Onlt thing I've noticed with my D70 and D300 is that the battery does not hold a charge as long in extreme cold weather. Keep it tucked in your pocket till needed then install. Take out when you are done shooting.
My advice: put your camera in a plastic bag when you come from COLD to WARM. Before entering in house! This will prevent warm air to make condensation. To test this phenomenon please take a beer out from the fridge and look at condensation. Same thing happens INSIDE your camera - a lot of water on those delicate circuits! A plastic bag, in winter, is a must in your pocket. Good luck.
Other problem is that the battery voltage drops in the cold. I keep the battery in an inside jacket pocket till I am ready to shoot, and then take it out when I am done. I also cary a spare battery full charged in another pocket.
Quoted Message: Also before shooting photos such as going from outside cold to inside warm should the camera be allowed to adjust to the temp changes? ThanksJvecc1
Yes, but don't forget to put camera inside a plastic bag. Warm air must not come in contact with cold camera to make condensation. Please let camera to become warmer inside the bag. This is very important. After ~ 30 min you can work again.
Fact 1. Warm air can absorb more water vapors than cold air.
Fact 2. When air saturated with water cools down, the excess water changes state to liquid and forms a fog or condensation on surfaces.
So here are come conclusions:
1. exposing a cold camera to warmer humid air launches condensation on all surfaces, that are colder than air - including circuits... [because surrounding humid air cools down at contact with cold surface and releases excess water...] (Solution: putting camera into seal-able plastic bag while in cold environment. Leave it in the bag until camera matches room temperature. The humid air will not get in contact with camera.)
2. changing camera environment from warm to cold is not safe. Imagine your camera sitting on your shelf - it is filled with air of same temperature and humidity as surrounding air in room. When you take it to cold environment, the camera body cools down to ambient temperature and so does the trapped humid air inside... - result is condensation inside body as colder air cannot retain water vapors. And weather-sealed cameras are no exception! (Solution: gradual temperature change - for example for couple of hours [if possible overnight] keep camera close to window where it is colder by 3-10 degrees [depending on window :) ] and detaching lens for 10-20 seconds if camera is weather-sealed, [to replace the humid air from inside with dryer air of new environment right after camera is brought to colder temperature])

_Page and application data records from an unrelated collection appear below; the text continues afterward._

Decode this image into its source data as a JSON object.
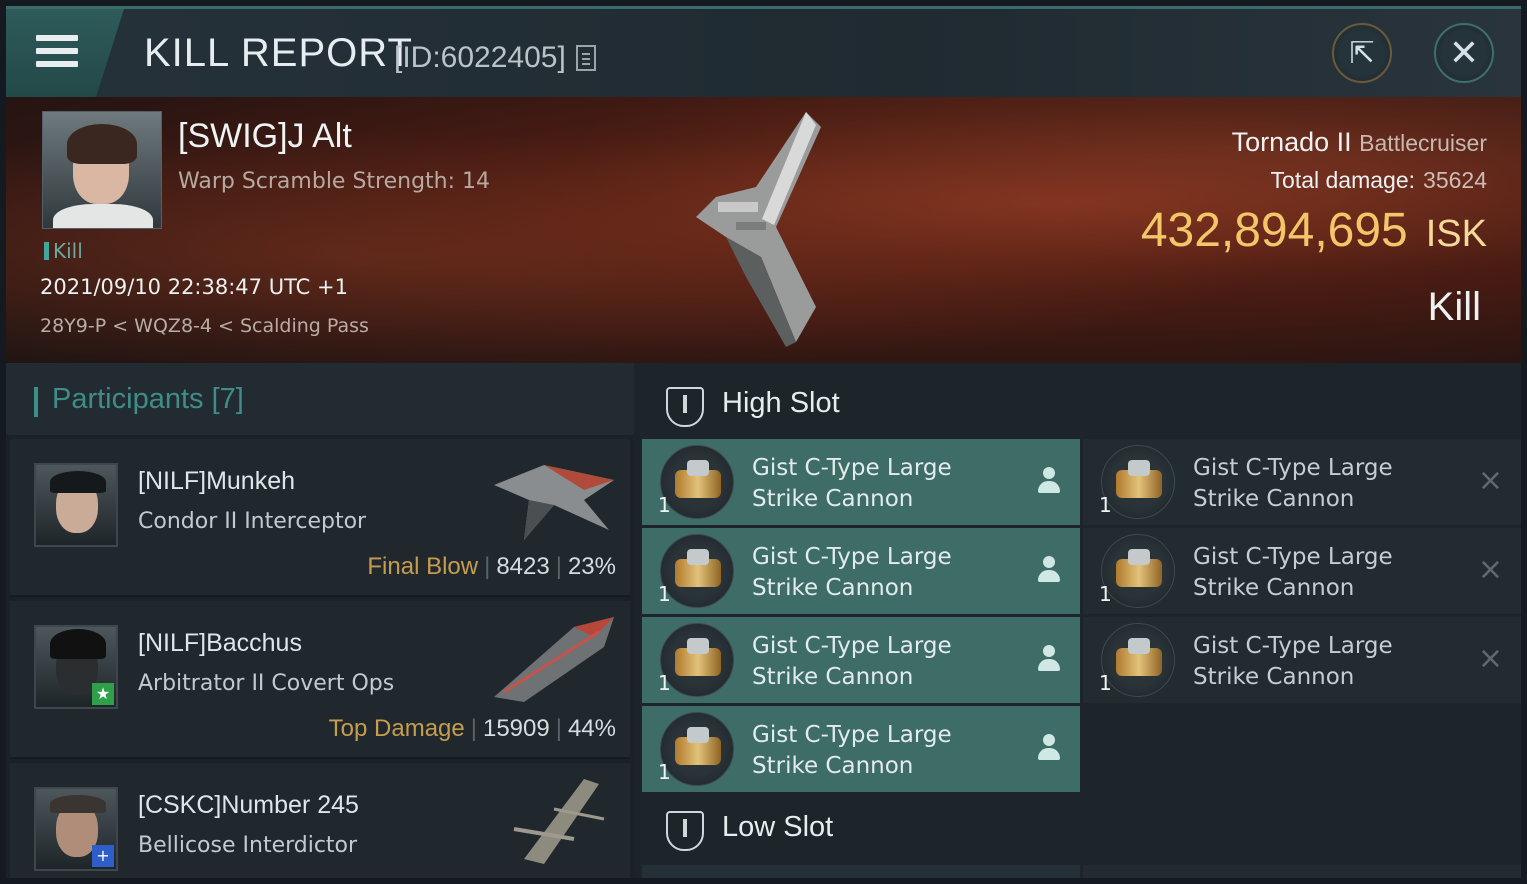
{
  "header": {
    "title": "KILL REPORT",
    "report_id": "[ID:6022405]",
    "export_icon": "export-icon",
    "close_icon": "close-icon",
    "accent": "#2f5b5b"
  },
  "victim": {
    "name": "[SWIG]J Alt",
    "subtitle": "Warp Scramble Strength: 14",
    "kill_tag": "Kill",
    "datetime": "2021/09/10 22:38:47 UTC +1",
    "location": "28Y9-P < WQZ8-4 < Scalding Pass",
    "ship_name": "Tornado II",
    "ship_class": "Battlecruiser",
    "total_damage_label": "Total damage:",
    "total_damage": "35624",
    "isk_value": "432,894,695",
    "isk_unit": "ISK",
    "result": "Kill",
    "isk_color": "#f4c66a"
  },
  "participants": {
    "header": "Participants [7]",
    "rows": [
      {
        "name": "[NILF]Munkeh",
        "ship": "Condor II Interceptor",
        "tag": "Final Blow",
        "damage": "8423",
        "percent": "23%",
        "badge": ""
      },
      {
        "name": "[NILF]Bacchus",
        "ship": "Arbitrator II Covert Ops",
        "tag": "Top Damage",
        "damage": "15909",
        "percent": "44%",
        "badge": "★"
      },
      {
        "name": "[CSKC]Number 245",
        "ship": "Bellicose Interdictor",
        "tag": "",
        "damage": "",
        "percent": "",
        "badge": "+"
      }
    ]
  },
  "fitting": {
    "high_slot_label": "High Slot",
    "low_slot_label": "Low Slot",
    "high_modules_dropped": [
      {
        "name_line1": "Gist C-Type Large",
        "name_line2": "Strike Cannon",
        "qty": "1"
      },
      {
        "name_line1": "Gist C-Type Large",
        "name_line2": "Strike Cannon",
        "qty": "1"
      },
      {
        "name_line1": "Gist C-Type Large",
        "name_line2": "Strike Cannon",
        "qty": "1"
      },
      {
        "name_line1": "Gist C-Type Large",
        "name_line2": "Strike Cannon",
        "qty": "1"
      }
    ],
    "high_modules_destroyed": [
      {
        "name_line1": "Gist C-Type Large",
        "name_line2": "Strike Cannon",
        "qty": "1",
        "mark": "×"
      },
      {
        "name_line1": "Gist C-Type Large",
        "name_line2": "Strike Cannon",
        "qty": "1",
        "mark": "×"
      },
      {
        "name_line1": "Gist C-Type Large",
        "name_line2": "Strike Cannon",
        "qty": "1",
        "mark": "×"
      }
    ]
  }
}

3. hiding your camera under your jacket in winter (because you try to save some battery time) is very RISKY! Basically by hiding it under jacket you change the temperature and humidity of air surrounding your camera. Under jacket it is warm and humid as your body generates warmth and sweat so it is same as taking cold camera into warm and humid room... (Solution: camera sealed in plastic bag can be put under jacket [with cold air in the bag - as in conclusion.1]... but it is kind of silly to unwrap and wrap the camera in plastic before and after each shot... :) )

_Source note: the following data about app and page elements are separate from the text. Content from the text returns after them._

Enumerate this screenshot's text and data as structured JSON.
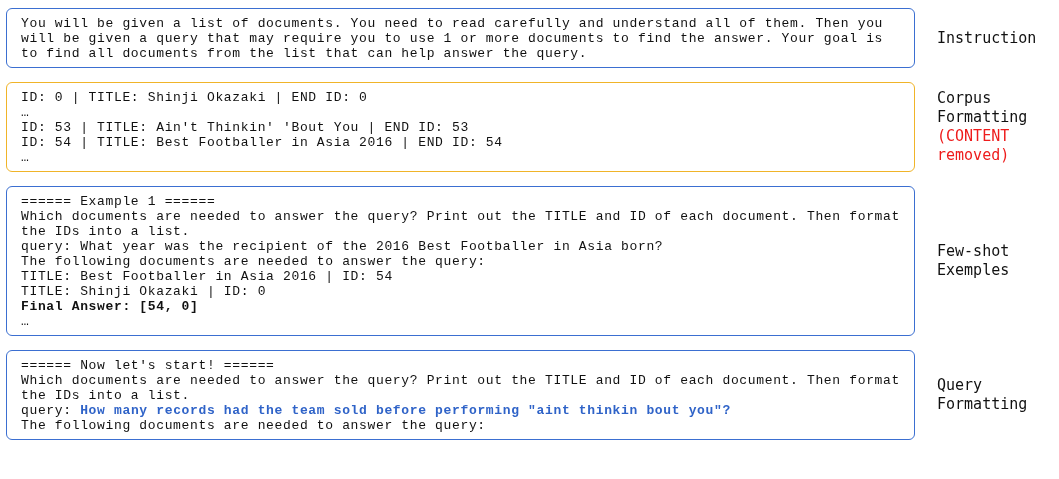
{
  "sections": [
    {
      "color": "#3b6fd1",
      "label": [
        {
          "text": "Instruction",
          "kind": "plain"
        }
      ],
      "lines": [
        {
          "text": "You will be given a list of documents. You need to read carefully and understand all of them. Then you",
          "kind": "plain"
        },
        {
          "text": "will be given a query that may require you to use 1 or more documents to find the answer. Your goal is",
          "kind": "plain"
        },
        {
          "text": "to find all documents from the list that can help answer the query.",
          "kind": "plain"
        }
      ]
    },
    {
      "color": "#f0b429",
      "label": [
        {
          "text": "Corpus",
          "kind": "plain"
        },
        {
          "text": "Formatting",
          "kind": "plain"
        },
        {
          "text": "(CONTENT",
          "kind": "note"
        },
        {
          "text": "removed)",
          "kind": "note"
        }
      ],
      "lines": [
        {
          "text": "ID: 0 | TITLE: Shinji Okazaki | END ID: 0",
          "kind": "plain"
        },
        {
          "text": "…",
          "kind": "plain"
        },
        {
          "text": "ID: 53 | TITLE: Ain't Thinkin' 'Bout You | END ID: 53",
          "kind": "plain"
        },
        {
          "text": "ID: 54 | TITLE: Best Footballer in Asia 2016 | END ID: 54",
          "kind": "plain"
        },
        {
          "text": "…",
          "kind": "plain"
        }
      ]
    },
    {
      "color": "#3b6fd1",
      "label": [
        {
          "text": "Few-shot",
          "kind": "plain"
        },
        {
          "text": "Exemples",
          "kind": "plain"
        }
      ],
      "lines": [
        {
          "text": "====== Example 1 ======",
          "kind": "plain"
        },
        {
          "text": "Which documents are needed to answer the query? Print out the TITLE and ID of each document. Then format",
          "kind": "plain"
        },
        {
          "text": "the IDs into a list.",
          "kind": "plain"
        },
        {
          "text": "query: What year was the recipient of the 2016 Best Footballer in Asia born?",
          "kind": "plain"
        },
        {
          "text": "The following documents are needed to answer the query:",
          "kind": "plain"
        },
        {
          "text": "TITLE: Best Footballer in Asia 2016 | ID: 54",
          "kind": "plain"
        },
        {
          "text": "TITLE: Shinji Okazaki | ID: 0",
          "kind": "plain"
        },
        {
          "text": "Final Answer: [54, 0]",
          "kind": "bold"
        },
        {
          "text": "…",
          "kind": "plain"
        }
      ]
    },
    {
      "color": "#3b6fd1",
      "label": [
        {
          "text": "Query",
          "kind": "plain"
        },
        {
          "text": "Formatting",
          "kind": "plain"
        }
      ],
      "lines": [
        {
          "text": "====== Now let's start! ======",
          "kind": "plain"
        },
        {
          "text": "Which documents are needed to answer the query? Print out the TITLE and ID of each document. Then format",
          "kind": "plain"
        },
        {
          "text": "the IDs into a list.",
          "kind": "plain"
        },
        {
          "text": "query: **How many records had the team sold before performing \"aint thinkin bout you\"?**",
          "kind": "query"
        },
        {
          "text": "The following documents are needed to answer the query:",
          "kind": "plain"
        }
      ]
    }
  ]
}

I hope it is understandable and it will help someone... -I usually make things look more complicated than they are... but it is, actually, pretty logic, isn't it...